_What to work on_: Repeat the entries exactly, keeping every line as it is.

_Input data_:
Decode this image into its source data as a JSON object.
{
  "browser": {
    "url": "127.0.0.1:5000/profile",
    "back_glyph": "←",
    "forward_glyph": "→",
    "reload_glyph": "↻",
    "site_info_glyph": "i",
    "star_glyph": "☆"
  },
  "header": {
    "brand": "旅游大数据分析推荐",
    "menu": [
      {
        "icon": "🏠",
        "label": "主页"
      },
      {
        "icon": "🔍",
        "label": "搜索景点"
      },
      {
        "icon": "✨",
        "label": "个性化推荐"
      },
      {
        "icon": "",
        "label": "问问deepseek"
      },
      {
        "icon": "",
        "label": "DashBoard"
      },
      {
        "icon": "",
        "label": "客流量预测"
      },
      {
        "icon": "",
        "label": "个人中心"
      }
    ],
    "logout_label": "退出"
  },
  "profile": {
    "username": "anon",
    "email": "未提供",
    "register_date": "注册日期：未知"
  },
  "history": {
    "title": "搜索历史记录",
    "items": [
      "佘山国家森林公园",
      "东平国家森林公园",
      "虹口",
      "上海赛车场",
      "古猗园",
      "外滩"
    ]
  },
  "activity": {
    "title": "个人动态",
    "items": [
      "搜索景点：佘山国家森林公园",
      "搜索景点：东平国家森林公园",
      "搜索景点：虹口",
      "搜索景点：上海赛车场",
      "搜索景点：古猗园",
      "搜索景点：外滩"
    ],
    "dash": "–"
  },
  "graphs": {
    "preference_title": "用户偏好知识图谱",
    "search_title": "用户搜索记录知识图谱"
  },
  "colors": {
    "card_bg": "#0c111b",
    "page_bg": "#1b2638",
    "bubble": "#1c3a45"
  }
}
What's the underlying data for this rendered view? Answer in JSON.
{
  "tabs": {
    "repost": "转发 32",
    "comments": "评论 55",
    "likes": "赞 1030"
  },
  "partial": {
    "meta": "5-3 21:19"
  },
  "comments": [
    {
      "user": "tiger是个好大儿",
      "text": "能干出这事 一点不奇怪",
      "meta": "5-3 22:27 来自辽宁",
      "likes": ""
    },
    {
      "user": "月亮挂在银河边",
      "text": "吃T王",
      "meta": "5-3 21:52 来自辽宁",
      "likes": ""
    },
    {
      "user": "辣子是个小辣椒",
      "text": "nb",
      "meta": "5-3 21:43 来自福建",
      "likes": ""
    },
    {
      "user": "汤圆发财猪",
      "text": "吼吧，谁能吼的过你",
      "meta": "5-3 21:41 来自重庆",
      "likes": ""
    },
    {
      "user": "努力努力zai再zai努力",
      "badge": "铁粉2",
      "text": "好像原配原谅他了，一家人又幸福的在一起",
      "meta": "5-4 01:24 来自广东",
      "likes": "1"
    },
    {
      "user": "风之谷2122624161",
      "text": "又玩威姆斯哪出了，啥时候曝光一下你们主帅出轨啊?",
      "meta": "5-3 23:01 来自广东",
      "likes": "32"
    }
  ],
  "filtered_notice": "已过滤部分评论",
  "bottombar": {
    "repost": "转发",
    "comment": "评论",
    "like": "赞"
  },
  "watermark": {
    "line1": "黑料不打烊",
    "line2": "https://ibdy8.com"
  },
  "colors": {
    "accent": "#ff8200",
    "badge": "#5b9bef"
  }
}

_Task output_:
Decode this image into its source data as a JSON object.
{
  "browser": {
    "url": "127.0.0.1:5000/profile",
    "back_glyph": "←",
    "forward_glyph": "→",
    "reload_glyph": "↻",
    "site_info_glyph": "i",
    "star_glyph": "☆"
  },
  "header": {
    "brand": "旅游大数据分析推荐",
    "menu": [
      {
        "icon": "🏠",
        "label": "主页"
      },
      {
        "icon": "🔍",
        "label": "搜索景点"
      },
      {
        "icon": "✨",
        "label": "个性化推荐"
      },
      {
        "icon": "",
        "label": "问问deepseek"
      },
      {
        "icon": "",
        "label": "DashBoard"
      },
      {
        "icon": "",
        "label": "客流量预测"
      },
      {
        "icon": "",
        "label": "个人中心"
      }
    ],
    "logout_label": "退出"
  },
  "profile": {
    "username": "anon",
    "email": "未提供",
    "register_date": "注册日期：未知"
  },
  "history": {
    "title": "搜索历史记录",
    "items": [
      "佘山国家森林公园",
      "东平国家森林公园",
      "虹口",
      "上海赛车场",
      "古猗园",
      "外滩"
    ]
  },
  "activity": {
    "title": "个人动态",
    "items": [
      "搜索景点：佘山国家森林公园",
      "搜索景点：东平国家森林公园",
      "搜索景点：虹口",
      "搜索景点：上海赛车场",
      "搜索景点：古猗园",
      "搜索景点：外滩"
    ],
    "dash": "–"
  },
  "graphs": {
    "preference_title": "用户偏好知识图谱",
    "search_title": "用户搜索记录知识图谱"
  },
  "colors": {
    "card_bg": "#0c111b",
    "page_bg": "#1b2638",
    "bubble": "#1c3a45"
  }
}
What's the underlying data for this rendered view? Answer in JSON.
{
  "tabs": {
    "repost": "转发 32",
    "comments": "评论 55",
    "likes": "赞 1030"
  },
  "partial": {
    "meta": "5-3 21:19"
  },
  "comments": [
    {
      "user": "tiger是个好大儿",
      "text": "能干出这事 一点不奇怪",
      "meta": "5-3 22:27 来自辽宁",
      "likes": ""
    },
    {
      "user": "月亮挂在银河边",
      "text": "吃T王",
      "meta": "5-3 21:52 来自辽宁",
      "likes": ""
    },
    {
      "user": "辣子是个小辣椒",
      "text": "nb",
      "meta": "5-3 21:43 来自福建",
      "likes": ""
    },
    {
      "user": "汤圆发财猪",
      "text": "吼吧，谁能吼的过你",
      "meta": "5-3 21:41 来自重庆",
      "likes": ""
    },
    {
      "user": "努力努力zai再zai努力",
      "badge": "铁粉2",
      "text": "好像原配原谅他了，一家人又幸福的在一起",
      "meta": "5-4 01:24 来自广东",
      "likes": "1"
    },
    {
      "user": "风之谷2122624161",
      "text": "又玩威姆斯哪出了，啥时候曝光一下你们主帅出轨啊?",
      "meta": "5-3 23:01 来自广东",
      "likes": "32"
    }
  ],
  "filtered_notice": "已过滤部分评论",
  "bottombar": {
    "repost": "转发",
    "comment": "评论",
    "like": "赞"
  },
  "watermark": {
    "line1": "黑料不打烊",
    "line2": "https://ibdy8.com"
  },
  "colors": {
    "accent": "#ff8200",
    "badge": "#5b9bef"
  }
}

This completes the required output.